Sometimes illness, disability, getting older or a change in personal circumstances may mean it becomes more difficult to do some or all of the normal and usual occupations of life.
Occupational therapy is a career for people with:
Occupational therapists help people of all ages to find ways to carry out the occupations that are important to them. They will then develop a plan with the person, and their carers if appropriate. Occupational therapists provide support to people whose health prevents them doing the activities that matter to them. An occupational therapist can identify strengths and difficulties you may have in everyday life, such as dressing, cooking, getting to the shops, or staying in work and will help you work out practical solutions. This could be because they have a:
After identifying the difficulties a person has with everyday tasks, occupational therapists can help by either:
Occupational therapy is also used as part of a rehabilitation programme after an accident, illness or operation to help you recover and regain as much independence as possible. For example:
At the core of all these changes is the Occupational Therapist’s focus is supporting the patient to maintain and improve their ability to do everyday tasks.
Occupational Therapists work across a range of settings including:
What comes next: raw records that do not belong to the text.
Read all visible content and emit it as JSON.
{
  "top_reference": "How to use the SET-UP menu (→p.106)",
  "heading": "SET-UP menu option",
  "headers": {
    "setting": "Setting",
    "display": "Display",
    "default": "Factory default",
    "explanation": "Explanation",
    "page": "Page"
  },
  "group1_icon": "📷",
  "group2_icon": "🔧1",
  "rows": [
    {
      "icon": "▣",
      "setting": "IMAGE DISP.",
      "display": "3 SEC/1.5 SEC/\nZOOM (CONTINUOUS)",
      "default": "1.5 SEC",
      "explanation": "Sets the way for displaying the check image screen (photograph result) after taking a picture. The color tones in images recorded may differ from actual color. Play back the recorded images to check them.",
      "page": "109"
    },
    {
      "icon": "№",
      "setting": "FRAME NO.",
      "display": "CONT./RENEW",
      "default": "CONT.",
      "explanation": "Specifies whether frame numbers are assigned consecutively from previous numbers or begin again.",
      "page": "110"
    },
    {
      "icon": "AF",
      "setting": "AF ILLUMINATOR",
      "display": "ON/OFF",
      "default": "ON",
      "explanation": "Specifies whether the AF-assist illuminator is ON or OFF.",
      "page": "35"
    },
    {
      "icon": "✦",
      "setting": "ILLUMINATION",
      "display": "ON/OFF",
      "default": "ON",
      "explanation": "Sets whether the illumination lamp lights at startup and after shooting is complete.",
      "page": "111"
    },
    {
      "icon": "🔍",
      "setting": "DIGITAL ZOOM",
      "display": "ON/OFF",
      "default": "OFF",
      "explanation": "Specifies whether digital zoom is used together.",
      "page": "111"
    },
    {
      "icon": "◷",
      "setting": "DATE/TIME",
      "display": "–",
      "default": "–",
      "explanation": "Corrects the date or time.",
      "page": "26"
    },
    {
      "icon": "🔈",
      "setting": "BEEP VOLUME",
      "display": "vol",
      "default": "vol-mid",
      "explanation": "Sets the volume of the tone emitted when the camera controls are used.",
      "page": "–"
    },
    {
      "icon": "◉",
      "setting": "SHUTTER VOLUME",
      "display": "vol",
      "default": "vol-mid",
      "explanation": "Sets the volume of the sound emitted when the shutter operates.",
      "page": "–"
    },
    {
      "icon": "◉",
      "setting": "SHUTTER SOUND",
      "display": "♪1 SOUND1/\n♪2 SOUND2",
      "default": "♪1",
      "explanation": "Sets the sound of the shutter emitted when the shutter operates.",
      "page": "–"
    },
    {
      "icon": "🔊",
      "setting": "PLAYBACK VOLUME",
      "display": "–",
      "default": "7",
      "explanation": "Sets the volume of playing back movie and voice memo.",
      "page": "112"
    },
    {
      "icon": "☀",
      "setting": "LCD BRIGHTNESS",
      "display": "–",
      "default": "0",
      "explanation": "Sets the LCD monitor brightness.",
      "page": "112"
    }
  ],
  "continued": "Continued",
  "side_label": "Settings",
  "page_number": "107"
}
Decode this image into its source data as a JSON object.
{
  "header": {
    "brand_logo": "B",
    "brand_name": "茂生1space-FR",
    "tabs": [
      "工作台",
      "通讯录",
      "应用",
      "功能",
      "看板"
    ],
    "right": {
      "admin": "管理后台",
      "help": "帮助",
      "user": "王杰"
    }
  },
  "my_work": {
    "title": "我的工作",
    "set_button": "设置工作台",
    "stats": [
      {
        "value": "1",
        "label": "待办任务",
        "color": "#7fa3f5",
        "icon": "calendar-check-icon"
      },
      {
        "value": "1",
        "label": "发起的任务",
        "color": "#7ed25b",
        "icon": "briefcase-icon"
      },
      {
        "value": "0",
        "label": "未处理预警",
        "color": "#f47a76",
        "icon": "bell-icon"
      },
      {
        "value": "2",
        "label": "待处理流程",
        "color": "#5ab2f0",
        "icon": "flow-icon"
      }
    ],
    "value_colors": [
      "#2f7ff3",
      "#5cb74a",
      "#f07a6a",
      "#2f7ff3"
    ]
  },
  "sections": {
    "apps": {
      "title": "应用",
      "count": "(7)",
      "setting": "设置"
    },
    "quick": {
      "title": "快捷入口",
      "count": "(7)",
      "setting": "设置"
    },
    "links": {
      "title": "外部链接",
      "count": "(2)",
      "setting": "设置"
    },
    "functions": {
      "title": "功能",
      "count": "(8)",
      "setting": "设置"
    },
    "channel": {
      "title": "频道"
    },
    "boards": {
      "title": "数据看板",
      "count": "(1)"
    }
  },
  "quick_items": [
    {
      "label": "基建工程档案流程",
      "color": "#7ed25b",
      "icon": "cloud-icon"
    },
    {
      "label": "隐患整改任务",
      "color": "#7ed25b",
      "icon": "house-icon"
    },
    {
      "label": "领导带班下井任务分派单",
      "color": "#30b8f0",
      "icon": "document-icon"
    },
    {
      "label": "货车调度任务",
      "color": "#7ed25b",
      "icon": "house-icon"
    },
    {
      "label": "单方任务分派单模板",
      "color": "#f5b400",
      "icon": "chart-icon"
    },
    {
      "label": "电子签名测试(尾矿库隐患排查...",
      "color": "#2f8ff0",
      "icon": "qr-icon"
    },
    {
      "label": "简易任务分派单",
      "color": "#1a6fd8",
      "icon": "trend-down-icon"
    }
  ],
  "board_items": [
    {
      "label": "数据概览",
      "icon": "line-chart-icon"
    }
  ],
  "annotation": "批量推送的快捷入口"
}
Typically Occupational Therapists work 37.5 hours per week in the NHS. Often these are weekdays within office hours. However, there is increasing need for Occupational Therapists to work at weekends and earlier and later in the day to meet the needs of the people we work with.
In the NHS, an entry level qualified occupational therapist position would start at Band 5; please see our Pay and Benefits section for more information.
Once you have qualified and gained some clinical experience there are a number of employment options available including:
|Do I need a degree?||Yes, If you want to work as an Occupational Therapist you will need to complete a degree. In addition when qualified you will need to register with the Health Care Professions Council.|
|Where can I train in Wales?||Occupational Therapy Degree courses are offered at Cardiff University and Glyndwr University (Wrexham).|
|Is there funding available?||Yes, for further information about available funding and eligibility please visit Student Awards Services.|
|Are there postgraduate opportunities?||If you already have a relevant degree and healthcare experience it may be possible for you to undertake a postgraduate course. Within Wales this is offered at Cardiff University. Additional MSc. qualification is also available.|
|Do I need previous experience to apply for the course?||Having any experience in a caring role, both professionally and personally, will be an advantage.|
|How do I get experience?||Further advice is available in the Occupational Therapy Career Handbook.
To find out about work experience and volunteering opportunities in NHS Wales visit our Work section.
|How do I apply for a job?||Vacancies for NHS Wales are advertised on NHS Jobs; visit our Work section for more information.
Local Authority posts are advertised by individual organisations usually on their own website. Role emerging opportunities such as working for third sector are advertised individually by organisations.